» What the exercise asks:
For this exercise, repeat each entry exactly as written.

== Material to process

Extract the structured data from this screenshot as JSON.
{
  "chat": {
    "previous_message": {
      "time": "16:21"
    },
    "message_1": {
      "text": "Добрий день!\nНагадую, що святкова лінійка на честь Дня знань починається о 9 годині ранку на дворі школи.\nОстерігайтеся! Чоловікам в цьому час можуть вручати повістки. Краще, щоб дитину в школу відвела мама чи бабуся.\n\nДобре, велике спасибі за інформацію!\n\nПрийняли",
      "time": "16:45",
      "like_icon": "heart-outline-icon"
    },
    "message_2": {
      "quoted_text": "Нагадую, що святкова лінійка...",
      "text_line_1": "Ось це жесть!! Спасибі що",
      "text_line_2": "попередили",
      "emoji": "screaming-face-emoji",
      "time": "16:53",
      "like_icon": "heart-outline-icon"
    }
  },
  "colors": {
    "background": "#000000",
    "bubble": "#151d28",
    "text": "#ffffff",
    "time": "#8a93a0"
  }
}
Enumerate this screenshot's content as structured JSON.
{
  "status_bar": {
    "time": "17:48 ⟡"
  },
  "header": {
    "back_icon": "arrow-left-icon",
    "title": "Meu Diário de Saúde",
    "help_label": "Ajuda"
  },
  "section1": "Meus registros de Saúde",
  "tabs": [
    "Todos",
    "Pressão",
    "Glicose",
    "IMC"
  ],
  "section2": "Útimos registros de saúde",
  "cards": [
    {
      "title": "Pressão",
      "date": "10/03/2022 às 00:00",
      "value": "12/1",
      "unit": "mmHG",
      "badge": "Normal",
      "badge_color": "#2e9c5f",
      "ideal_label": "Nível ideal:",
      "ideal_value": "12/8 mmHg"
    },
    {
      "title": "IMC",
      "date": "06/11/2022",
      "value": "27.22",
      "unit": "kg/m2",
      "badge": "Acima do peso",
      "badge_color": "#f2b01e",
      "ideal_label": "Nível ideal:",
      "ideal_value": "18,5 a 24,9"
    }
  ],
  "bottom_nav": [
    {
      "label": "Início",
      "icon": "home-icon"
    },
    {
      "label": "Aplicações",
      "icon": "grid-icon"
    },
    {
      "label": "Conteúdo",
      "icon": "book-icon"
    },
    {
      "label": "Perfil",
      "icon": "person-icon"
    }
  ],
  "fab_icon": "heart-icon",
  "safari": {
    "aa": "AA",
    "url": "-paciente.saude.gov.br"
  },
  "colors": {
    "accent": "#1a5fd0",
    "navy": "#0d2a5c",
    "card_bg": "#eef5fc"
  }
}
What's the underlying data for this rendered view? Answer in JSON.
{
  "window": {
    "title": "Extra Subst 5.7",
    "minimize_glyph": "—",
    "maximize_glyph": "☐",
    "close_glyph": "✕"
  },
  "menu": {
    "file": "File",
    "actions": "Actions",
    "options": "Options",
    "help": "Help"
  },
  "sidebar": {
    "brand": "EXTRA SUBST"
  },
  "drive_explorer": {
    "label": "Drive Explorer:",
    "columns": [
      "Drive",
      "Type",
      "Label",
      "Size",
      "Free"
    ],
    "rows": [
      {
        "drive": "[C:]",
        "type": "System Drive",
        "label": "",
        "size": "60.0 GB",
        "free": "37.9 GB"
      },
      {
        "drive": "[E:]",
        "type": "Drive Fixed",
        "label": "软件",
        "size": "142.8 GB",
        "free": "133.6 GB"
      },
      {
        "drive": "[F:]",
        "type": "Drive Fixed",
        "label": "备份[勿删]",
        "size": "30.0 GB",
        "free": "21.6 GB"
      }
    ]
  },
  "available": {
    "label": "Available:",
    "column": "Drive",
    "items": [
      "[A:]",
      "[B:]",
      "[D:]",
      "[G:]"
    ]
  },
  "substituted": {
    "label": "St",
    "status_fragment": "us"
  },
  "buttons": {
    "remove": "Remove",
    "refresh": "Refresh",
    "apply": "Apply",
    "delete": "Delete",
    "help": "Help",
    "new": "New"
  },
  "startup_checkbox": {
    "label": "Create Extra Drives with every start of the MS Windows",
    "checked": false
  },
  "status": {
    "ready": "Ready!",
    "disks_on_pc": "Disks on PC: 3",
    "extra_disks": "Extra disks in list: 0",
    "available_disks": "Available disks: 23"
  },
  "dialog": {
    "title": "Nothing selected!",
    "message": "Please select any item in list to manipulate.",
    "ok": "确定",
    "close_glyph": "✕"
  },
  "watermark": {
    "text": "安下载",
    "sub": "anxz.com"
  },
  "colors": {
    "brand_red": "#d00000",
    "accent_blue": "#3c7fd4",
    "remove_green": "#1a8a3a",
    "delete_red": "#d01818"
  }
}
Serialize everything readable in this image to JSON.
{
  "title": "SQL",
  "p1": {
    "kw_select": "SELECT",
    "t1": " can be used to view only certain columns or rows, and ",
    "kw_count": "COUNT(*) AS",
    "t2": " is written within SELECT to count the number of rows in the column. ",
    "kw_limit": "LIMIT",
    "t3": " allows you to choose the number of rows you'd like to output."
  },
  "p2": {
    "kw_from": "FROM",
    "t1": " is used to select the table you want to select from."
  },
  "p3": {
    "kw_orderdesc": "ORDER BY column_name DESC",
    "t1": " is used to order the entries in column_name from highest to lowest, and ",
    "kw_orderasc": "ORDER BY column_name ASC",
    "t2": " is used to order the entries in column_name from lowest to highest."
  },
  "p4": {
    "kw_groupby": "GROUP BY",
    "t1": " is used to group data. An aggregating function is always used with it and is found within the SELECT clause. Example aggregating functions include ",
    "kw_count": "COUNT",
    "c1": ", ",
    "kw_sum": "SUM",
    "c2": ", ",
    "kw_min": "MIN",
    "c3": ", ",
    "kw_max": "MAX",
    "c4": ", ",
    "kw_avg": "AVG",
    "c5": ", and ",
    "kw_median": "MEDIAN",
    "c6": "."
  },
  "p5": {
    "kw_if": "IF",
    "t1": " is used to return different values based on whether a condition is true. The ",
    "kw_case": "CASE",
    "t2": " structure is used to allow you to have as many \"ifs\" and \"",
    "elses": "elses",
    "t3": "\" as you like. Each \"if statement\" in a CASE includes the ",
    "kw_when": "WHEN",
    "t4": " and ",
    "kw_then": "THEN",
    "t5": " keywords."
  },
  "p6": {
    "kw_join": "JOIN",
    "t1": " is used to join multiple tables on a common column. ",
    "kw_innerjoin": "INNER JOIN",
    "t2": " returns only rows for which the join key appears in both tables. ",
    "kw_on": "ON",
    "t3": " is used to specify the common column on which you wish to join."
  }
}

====

» Output for this task:
Extract the structured data from this screenshot as JSON.
{
  "chat": {
    "previous_message": {
      "time": "16:21"
    },
    "message_1": {
      "text": "Добрий день!\nНагадую, що святкова лінійка на честь Дня знань починається о 9 годині ранку на дворі школи.\nОстерігайтеся! Чоловікам в цьому час можуть вручати повістки. Краще, щоб дитину в школу відвела мама чи бабуся.\n\nДобре, велике спасибі за інформацію!\n\nПрийняли",
      "time": "16:45",
      "like_icon": "heart-outline-icon"
    },
    "message_2": {
      "quoted_text": "Нагадую, що святкова лінійка...",
      "text_line_1": "Ось це жесть!! Спасибі що",
      "text_line_2": "попередили",
      "emoji": "screaming-face-emoji",
      "time": "16:53",
      "like_icon": "heart-outline-icon"
    }
  },
  "colors": {
    "background": "#000000",
    "bubble": "#151d28",
    "text": "#ffffff",
    "time": "#8a93a0"
  }
}
Enumerate this screenshot's content as structured JSON.
{
  "status_bar": {
    "time": "17:48 ⟡"
  },
  "header": {
    "back_icon": "arrow-left-icon",
    "title": "Meu Diário de Saúde",
    "help_label": "Ajuda"
  },
  "section1": "Meus registros de Saúde",
  "tabs": [
    "Todos",
    "Pressão",
    "Glicose",
    "IMC"
  ],
  "section2": "Útimos registros de saúde",
  "cards": [
    {
      "title": "Pressão",
      "date": "10/03/2022 às 00:00",
      "value": "12/1",
      "unit": "mmHG",
      "badge": "Normal",
      "badge_color": "#2e9c5f",
      "ideal_label": "Nível ideal:",
      "ideal_value": "12/8 mmHg"
    },
    {
      "title": "IMC",
      "date": "06/11/2022",
      "value": "27.22",
      "unit": "kg/m2",
      "badge": "Acima do peso",
      "badge_color": "#f2b01e",
      "ideal_label": "Nível ideal:",
      "ideal_value": "18,5 a 24,9"
    }
  ],
  "bottom_nav": [
    {
      "label": "Início",
      "icon": "home-icon"
    },
    {
      "label": "Aplicações",
      "icon": "grid-icon"
    },
    {
      "label": "Conteúdo",
      "icon": "book-icon"
    },
    {
      "label": "Perfil",
      "icon": "person-icon"
    }
  ],
  "fab_icon": "heart-icon",
  "safari": {
    "aa": "AA",
    "url": "-paciente.saude.gov.br"
  },
  "colors": {
    "accent": "#1a5fd0",
    "navy": "#0d2a5c",
    "card_bg": "#eef5fc"
  }
}
What's the underlying data for this rendered view? Answer in JSON.
{
  "window": {
    "title": "Extra Subst 5.7",
    "minimize_glyph": "—",
    "maximize_glyph": "☐",
    "close_glyph": "✕"
  },
  "menu": {
    "file": "File",
    "actions": "Actions",
    "options": "Options",
    "help": "Help"
  },
  "sidebar": {
    "brand": "EXTRA SUBST"
  },
  "drive_explorer": {
    "label": "Drive Explorer:",
    "columns": [
      "Drive",
      "Type",
      "Label",
      "Size",
      "Free"
    ],
    "rows": [
      {
        "drive": "[C:]",
        "type": "System Drive",
        "label": "",
        "size": "60.0 GB",
        "free": "37.9 GB"
      },
      {
        "drive": "[E:]",
        "type": "Drive Fixed",
        "label": "软件",
        "size": "142.8 GB",
        "free": "133.6 GB"
      },
      {
        "drive": "[F:]",
        "type": "Drive Fixed",
        "label": "备份[勿删]",
        "size": "30.0 GB",
        "free": "21.6 GB"
      }
    ]
  },
  "available": {
    "label": "Available:",
    "column": "Drive",
    "items": [
      "[A:]",
      "[B:]",
      "[D:]",
      "[G:]"
    ]
  },
  "substituted": {
    "label": "St",
    "status_fragment": "us"
  },
  "buttons": {
    "remove": "Remove",
    "refresh": "Refresh",
    "apply": "Apply",
    "delete": "Delete",
    "help": "Help",
    "new": "New"
  },
  "startup_checkbox": {
    "label": "Create Extra Drives with every start of the MS Windows",
    "checked": false
  },
  "status": {
    "ready": "Ready!",
    "disks_on_pc": "Disks on PC: 3",
    "extra_disks": "Extra disks in list: 0",
    "available_disks": "Available disks: 23"
  },
  "dialog": {
    "title": "Nothing selected!",
    "message": "Please select any item in list to manipulate.",
    "ok": "确定",
    "close_glyph": "✕"
  },
  "watermark": {
    "text": "安下载",
    "sub": "anxz.com"
  },
  "colors": {
    "brand_red": "#d00000",
    "accent_blue": "#3c7fd4",
    "remove_green": "#1a8a3a",
    "delete_red": "#d01818"
  }
}
Serialize everything readable in this image to JSON.
{
  "title": "SQL",
  "p1": {
    "kw_select": "SELECT",
    "t1": " can be used to view only certain columns or rows, and ",
    "kw_count": "COUNT(*) AS",
    "t2": " is written within SELECT to count the number of rows in the column. ",
    "kw_limit": "LIMIT",
    "t3": " allows you to choose the number of rows you'd like to output."
  },
  "p2": {
    "kw_from": "FROM",
    "t1": " is used to select the table you want to select from."
  },
  "p3": {
    "kw_orderdesc": "ORDER BY column_name DESC",
    "t1": " is used to order the entries in column_name from highest to lowest, and ",
    "kw_orderasc": "ORDER BY column_name ASC",
    "t2": " is used to order the entries in column_name from lowest to highest."
  },
  "p4": {
    "kw_groupby": "GROUP BY",
    "t1": " is used to group data. An aggregating function is always used with it and is found within the SELECT clause. Example aggregating functions include ",
    "kw_count": "COUNT",
    "c1": ", ",
    "kw_sum": "SUM",
    "c2": ", ",
    "kw_min": "MIN",
    "c3": ", ",
    "kw_max": "MAX",
    "c4": ", ",
    "kw_avg": "AVG",
    "c5": ", and ",
    "kw_median": "MEDIAN",
    "c6": "."
  },
  "p5": {
    "kw_if": "IF",
    "t1": " is used to return different values based on whether a condition is true. The ",
    "kw_case": "CASE",
    "t2": " structure is used to allow you to have as many \"ifs\" and \"",
    "elses": "elses",
    "t3": "\" as you like. Each \"if statement\" in a CASE includes the ",
    "kw_when": "WHEN",
    "t4": " and ",
    "kw_then": "THEN",
    "t5": " keywords."
  },
  "p6": {
    "kw_join": "JOIN",
    "t1": " is used to join multiple tables on a common column. ",
    "kw_innerjoin": "INNER JOIN",
    "t2": " returns only rows for which the join key appears in both tables. ",
    "kw_on": "ON",
    "t3": " is used to specify the common column on which you wish to join."
  }
}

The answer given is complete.